Maths requirements:
1. Linear algebra: Vectors, matrices: addition, multiplication, inversion, diagonalization (eigenvectors).
2. Special functions: properties and combination rules for logarithm and exponential.
3. Calculus: Differentiation and integration.
4. Probability theory: Discrete and continuous univariate random variables. Expectation, variance. Univariate Gaussian distribution.
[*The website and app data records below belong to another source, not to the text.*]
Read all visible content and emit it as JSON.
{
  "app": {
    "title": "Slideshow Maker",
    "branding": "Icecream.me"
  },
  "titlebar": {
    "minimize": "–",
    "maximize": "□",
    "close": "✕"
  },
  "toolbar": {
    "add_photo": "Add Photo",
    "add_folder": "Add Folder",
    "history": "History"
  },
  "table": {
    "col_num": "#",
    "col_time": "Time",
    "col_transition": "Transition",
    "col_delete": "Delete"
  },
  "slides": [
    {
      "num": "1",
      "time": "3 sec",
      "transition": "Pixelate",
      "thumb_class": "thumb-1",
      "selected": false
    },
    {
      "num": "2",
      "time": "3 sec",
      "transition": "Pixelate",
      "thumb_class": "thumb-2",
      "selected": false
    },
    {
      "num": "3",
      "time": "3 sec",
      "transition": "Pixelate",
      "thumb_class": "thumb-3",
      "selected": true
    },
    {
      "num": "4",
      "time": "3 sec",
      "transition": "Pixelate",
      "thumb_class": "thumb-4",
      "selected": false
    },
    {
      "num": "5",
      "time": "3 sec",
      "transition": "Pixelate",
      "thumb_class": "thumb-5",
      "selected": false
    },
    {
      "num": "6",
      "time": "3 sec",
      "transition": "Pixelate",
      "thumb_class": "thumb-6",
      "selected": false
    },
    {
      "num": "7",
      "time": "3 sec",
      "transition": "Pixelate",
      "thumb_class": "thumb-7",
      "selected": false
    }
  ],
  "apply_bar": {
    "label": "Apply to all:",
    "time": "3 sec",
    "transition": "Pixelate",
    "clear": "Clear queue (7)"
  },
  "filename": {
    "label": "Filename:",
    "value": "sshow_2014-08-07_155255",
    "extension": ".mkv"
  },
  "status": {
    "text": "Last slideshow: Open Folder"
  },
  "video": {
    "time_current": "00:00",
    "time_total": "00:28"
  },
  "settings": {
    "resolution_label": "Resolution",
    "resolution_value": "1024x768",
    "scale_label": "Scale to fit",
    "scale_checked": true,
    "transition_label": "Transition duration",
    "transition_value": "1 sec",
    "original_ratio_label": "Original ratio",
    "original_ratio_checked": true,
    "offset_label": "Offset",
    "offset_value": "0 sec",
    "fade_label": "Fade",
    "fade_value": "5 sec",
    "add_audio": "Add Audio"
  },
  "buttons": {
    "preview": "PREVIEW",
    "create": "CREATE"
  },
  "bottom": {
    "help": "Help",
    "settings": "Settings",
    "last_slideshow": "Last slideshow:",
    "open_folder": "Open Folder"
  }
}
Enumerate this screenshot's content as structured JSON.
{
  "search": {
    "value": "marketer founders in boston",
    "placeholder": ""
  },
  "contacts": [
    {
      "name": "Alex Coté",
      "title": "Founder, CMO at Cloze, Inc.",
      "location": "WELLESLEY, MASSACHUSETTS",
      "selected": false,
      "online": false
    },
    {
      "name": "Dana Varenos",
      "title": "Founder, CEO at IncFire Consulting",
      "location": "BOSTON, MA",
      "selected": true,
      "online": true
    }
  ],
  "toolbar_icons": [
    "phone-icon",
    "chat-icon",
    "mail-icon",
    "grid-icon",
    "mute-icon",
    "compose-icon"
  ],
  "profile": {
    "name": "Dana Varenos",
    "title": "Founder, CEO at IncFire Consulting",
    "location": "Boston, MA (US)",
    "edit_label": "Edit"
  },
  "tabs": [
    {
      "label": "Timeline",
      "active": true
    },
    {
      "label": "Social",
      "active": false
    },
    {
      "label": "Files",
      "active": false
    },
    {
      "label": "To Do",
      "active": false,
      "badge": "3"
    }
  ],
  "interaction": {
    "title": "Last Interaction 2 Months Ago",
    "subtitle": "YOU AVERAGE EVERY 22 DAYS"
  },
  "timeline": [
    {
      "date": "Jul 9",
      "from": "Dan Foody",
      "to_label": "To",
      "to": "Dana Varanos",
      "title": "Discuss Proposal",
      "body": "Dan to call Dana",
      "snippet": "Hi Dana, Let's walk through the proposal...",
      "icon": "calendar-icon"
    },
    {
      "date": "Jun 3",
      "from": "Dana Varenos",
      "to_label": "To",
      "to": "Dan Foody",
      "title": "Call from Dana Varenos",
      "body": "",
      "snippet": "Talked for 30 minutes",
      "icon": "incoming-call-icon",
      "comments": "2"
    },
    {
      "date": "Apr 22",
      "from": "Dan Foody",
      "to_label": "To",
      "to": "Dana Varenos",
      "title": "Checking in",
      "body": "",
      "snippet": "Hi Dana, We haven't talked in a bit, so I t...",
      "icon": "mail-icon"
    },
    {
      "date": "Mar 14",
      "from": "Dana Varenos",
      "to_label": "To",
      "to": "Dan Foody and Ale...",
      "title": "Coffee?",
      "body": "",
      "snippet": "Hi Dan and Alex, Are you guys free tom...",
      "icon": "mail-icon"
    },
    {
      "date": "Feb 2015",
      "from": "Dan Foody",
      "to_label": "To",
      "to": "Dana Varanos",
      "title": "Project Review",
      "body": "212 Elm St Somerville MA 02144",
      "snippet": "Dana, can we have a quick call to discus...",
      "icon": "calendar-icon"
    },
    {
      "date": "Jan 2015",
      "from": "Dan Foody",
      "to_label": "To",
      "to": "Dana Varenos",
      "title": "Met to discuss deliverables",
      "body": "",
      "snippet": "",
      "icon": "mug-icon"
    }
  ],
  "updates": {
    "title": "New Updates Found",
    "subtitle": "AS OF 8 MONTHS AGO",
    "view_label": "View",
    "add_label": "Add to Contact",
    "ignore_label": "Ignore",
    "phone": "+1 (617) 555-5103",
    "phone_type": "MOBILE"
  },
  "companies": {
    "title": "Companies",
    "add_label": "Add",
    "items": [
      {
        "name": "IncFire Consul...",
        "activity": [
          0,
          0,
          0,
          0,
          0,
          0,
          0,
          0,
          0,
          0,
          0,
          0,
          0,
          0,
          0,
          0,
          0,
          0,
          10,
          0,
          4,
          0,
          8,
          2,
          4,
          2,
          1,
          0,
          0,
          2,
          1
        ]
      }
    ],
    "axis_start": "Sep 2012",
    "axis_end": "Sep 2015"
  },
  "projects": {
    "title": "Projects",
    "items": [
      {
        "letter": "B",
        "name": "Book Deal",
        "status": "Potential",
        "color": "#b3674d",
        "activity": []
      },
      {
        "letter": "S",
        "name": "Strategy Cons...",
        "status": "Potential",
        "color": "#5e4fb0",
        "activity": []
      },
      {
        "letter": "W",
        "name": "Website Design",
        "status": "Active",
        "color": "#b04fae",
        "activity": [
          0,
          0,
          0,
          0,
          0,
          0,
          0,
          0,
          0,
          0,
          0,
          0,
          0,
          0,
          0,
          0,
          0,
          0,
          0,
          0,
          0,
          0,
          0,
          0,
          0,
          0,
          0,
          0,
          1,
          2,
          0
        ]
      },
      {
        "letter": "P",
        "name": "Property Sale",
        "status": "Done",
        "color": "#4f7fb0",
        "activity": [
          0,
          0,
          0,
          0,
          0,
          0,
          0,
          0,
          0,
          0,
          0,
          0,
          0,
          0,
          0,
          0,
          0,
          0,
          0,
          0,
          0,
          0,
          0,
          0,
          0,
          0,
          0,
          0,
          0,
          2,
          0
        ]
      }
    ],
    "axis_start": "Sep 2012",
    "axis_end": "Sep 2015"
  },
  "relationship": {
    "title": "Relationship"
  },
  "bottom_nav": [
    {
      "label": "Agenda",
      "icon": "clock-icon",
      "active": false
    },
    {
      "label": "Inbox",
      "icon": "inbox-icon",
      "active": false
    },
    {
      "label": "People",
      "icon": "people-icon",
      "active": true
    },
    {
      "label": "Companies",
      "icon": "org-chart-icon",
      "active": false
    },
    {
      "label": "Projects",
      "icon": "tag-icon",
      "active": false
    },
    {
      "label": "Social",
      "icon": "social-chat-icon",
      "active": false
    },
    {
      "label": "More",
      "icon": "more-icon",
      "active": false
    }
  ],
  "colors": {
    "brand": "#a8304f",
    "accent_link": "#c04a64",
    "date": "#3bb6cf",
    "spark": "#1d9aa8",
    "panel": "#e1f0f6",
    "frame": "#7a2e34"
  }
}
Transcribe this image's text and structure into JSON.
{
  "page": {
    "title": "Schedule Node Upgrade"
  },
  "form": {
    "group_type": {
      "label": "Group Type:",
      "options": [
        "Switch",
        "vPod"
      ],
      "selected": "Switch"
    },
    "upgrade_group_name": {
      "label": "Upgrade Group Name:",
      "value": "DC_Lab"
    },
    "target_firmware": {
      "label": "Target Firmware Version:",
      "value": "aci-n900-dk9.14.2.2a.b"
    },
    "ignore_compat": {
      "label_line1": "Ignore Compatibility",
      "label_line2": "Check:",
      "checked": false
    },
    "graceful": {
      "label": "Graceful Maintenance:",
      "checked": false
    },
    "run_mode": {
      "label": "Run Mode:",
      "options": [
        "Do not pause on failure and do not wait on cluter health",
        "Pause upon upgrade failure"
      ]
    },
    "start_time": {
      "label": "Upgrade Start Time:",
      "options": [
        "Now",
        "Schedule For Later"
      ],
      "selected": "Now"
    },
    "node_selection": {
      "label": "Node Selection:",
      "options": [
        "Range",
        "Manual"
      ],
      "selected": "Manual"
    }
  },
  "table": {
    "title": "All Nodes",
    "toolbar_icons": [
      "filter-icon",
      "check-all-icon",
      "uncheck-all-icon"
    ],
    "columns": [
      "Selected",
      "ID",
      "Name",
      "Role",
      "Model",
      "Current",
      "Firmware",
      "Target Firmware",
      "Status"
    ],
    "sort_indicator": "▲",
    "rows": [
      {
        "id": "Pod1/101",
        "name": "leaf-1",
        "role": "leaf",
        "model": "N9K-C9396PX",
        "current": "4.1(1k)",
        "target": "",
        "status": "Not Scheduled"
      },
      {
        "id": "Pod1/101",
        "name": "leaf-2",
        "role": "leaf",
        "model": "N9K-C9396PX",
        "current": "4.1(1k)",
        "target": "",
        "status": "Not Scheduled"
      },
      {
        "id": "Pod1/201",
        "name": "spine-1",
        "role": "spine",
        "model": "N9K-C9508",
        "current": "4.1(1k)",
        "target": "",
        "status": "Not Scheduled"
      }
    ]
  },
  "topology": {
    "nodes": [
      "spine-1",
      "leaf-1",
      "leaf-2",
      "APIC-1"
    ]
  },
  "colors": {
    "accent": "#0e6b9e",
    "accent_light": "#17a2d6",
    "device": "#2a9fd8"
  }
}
Joint and conditional distributions.
Programming requirements:
Students should be familiar with programming in a modern objectoriented language, ideally Python which is the course language. 
Information for Visiting Students
Prerequisites  Same as "other requirements". 
High Demand Course? 
Yes 
Course Delivery Information

Academic year 2021/22, Available to all students (SV1)

Quota: None 
Course Start 
Semester 2 
Timetable 
Timetable 
Learning and Teaching activities (Further Info) 
Total Hours:
100
(
Lecture Hours 20,
Seminar/Tutorial Hours 5,
Summative Assessment Hours 2,
Revision Session Hours 2,
Programme Level Learning and Teaching Hours 2,
Directed Learning and Independent Learning Hours
69 )

Additional Information (Learning and Teaching) 
Feedback on asignments are provided during the lectures and tutorials

Assessment (Further Info) 
Written Exam
80 %,
Coursework
20 %,
Practical Exam
0 %

Feedback 
 Questions on material during the lectures will be discussed
 Two feedback sessions within lecture hours, after each of the two course assignments (one formative, one summative)
 Feedback on the work during tutorials
 Weekly online quiz on Learn, with solutions provided after answering the questions (not assessed)
 Course forum on Learn for students to ask questions 
Exam Information 
Exam Diet 
Paper Name 
Hours & Minutes 

Main Exam Diet S2 (April/May)  Methods for Causal Inference (INFR11207)  2:00  
Learning Outcomes
On completion of this course, the student will be able to:
 Explain the difference between causal and associational estimation and justify why causal inference techniques are necessary to derive meaning from observational data
 Explain the difference between randomised trials vs observational studies related to public health and other types of data more generally
 Learn and apply foundational causal estimation techniques using two major frameworks: (i) Rubin's Potential Outcomes and (ii) Pearls Structural (graphical) causal models to simulated examples and real world data, in the presence of observed and unobserved variables
 Explain different types of causal discovery algorithm, learn their underlying assumptions and shortcomings, and be able to apply them to data using available software.
 Be able to modify/repurpose a current technique in order to apply it to a particular problem of interest.

Reading List
Books that may be useful but not required:
1) Causal Inference in Statistics: A Primer (Pearl, Glymour, Jewell, 2016).
2) Elements of Causal Inference: Foundations and Learning Algorithms (by Peters, Janzing and Schölkopf
3) More advanced: Causality (Pearl, 2009) 
Additional Information
Graduate Attributes and Skills 
problemsolving, critical/analytical thinking, independent learning, crosscultural or crossdisciplinary communication 
Keywords  Causal inference,causal discovery,data science,probability and statistics,Machine Learning,MCI 
Contacts
Course organiser  Dr Ava Khamseh
Tel: (0131 6)51 1426
Email: Ava.khamseh@igmm.ed.ac.uk 
Course secretary  Ms Lindsay Seal
Tel: (0131 6)50 2701
Email: lindsay.seal@ed.ac.uk